There’s a lot to be optimistic about in the financial planning profession at the moment when it comes to financial planning businesses.
We are seeing a great amount of entrepreneurship, passion and innovation blasting its way through and bringing our profession forward.
If I were to ask you to think of what a ‘traditional’ financial planning business would look like, I can probably pre-empt the answers that you would give. A word cloud from the answers may include words like ‘hidden’, ‘stuffy’ and ‘salesy’. Oh, and suspended ceilings.
But, what does a ‘modern’ financial planning business look like? Here, we outline some traits of financial planning firms we speak to that we think define that term.
Focus on client experience and communication
For an unacceptable amount of time (and in some cases still today) we have seen client experience in financial advice firms mean a once-a-year drop-in to check everything is going OK. Sometimes this is just a telephone call every two years.
Financial planning is a highly valuable, prestige service that, let’s be honest, is on the expensive end. Modern clients, from what we’ve seen, expect better client experience and more open lines of communication.
The best financial planning firms that are breaking the mould today see clients as true assets (not simply financial ones) and are creating a ‘community’ out of their clients rather than building a ‘client bank’.
This shows in the stats. We’ve been surveying business leaders of financial planning firms how often they communicate with their clients, and just 15 per cent of them communicate with them once a year.

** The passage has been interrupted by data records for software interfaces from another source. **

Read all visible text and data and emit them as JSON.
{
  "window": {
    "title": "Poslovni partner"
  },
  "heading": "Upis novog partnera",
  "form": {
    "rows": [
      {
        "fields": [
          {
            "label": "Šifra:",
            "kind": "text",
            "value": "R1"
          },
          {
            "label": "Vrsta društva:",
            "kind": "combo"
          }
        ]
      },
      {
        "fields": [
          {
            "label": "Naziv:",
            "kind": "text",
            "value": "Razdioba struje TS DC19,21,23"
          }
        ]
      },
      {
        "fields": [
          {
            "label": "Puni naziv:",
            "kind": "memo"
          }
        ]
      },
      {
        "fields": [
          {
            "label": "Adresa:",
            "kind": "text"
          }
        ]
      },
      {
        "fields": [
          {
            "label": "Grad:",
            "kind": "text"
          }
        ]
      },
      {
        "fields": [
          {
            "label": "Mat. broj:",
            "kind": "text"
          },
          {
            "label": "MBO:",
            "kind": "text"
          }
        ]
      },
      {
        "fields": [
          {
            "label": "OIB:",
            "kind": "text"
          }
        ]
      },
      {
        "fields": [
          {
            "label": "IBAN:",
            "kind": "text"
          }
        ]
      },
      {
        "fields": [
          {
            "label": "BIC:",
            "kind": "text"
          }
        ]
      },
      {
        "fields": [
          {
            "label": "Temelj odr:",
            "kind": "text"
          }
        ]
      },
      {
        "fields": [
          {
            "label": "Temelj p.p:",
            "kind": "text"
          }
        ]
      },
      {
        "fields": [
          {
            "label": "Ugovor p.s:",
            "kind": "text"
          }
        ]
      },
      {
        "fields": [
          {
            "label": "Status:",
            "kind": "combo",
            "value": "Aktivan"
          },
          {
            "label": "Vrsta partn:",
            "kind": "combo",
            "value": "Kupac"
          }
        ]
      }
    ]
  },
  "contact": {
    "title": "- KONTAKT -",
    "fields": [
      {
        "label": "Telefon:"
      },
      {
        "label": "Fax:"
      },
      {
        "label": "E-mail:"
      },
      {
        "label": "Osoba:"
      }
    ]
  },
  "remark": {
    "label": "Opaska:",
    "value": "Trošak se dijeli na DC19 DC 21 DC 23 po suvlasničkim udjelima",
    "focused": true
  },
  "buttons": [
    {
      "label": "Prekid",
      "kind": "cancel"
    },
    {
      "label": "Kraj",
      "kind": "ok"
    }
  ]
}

A comparatively huge 37 per cent of them communicate with their clients every month.
The benefits of creating a better client experience and having stronger communication are endless, but the biggest boons are more referrals, deeper relationships, and happier clients.
We did a poll on our social media recently on whether or not it is good to discuss your fees publicly. After hundreds of votes, 81.6 per cent of them said ‘yes’.
If we imagine asking this question 20 years ago, do we think the answer would be the same?
Being transparent around what we charge is now almost wholly accepted in modern financial planning businesses. A lot of firms display their charges clearly on their website, and are happy to explain them to prospective and existing clients.
Running a transparent financial planning business is, of course, heavily influenced by our highly regulated industry. The smoke and mirrors seem to have disappeared and this is another nod towards a true profession.
This doesn’t end there, though. It is trickling down into culture and even dress codes.
We have seen a lot of great financial planning businesses introducing fantastic employee wellbeing schemes, safe spaces, four-day weeks, remote working methods, and much, much more.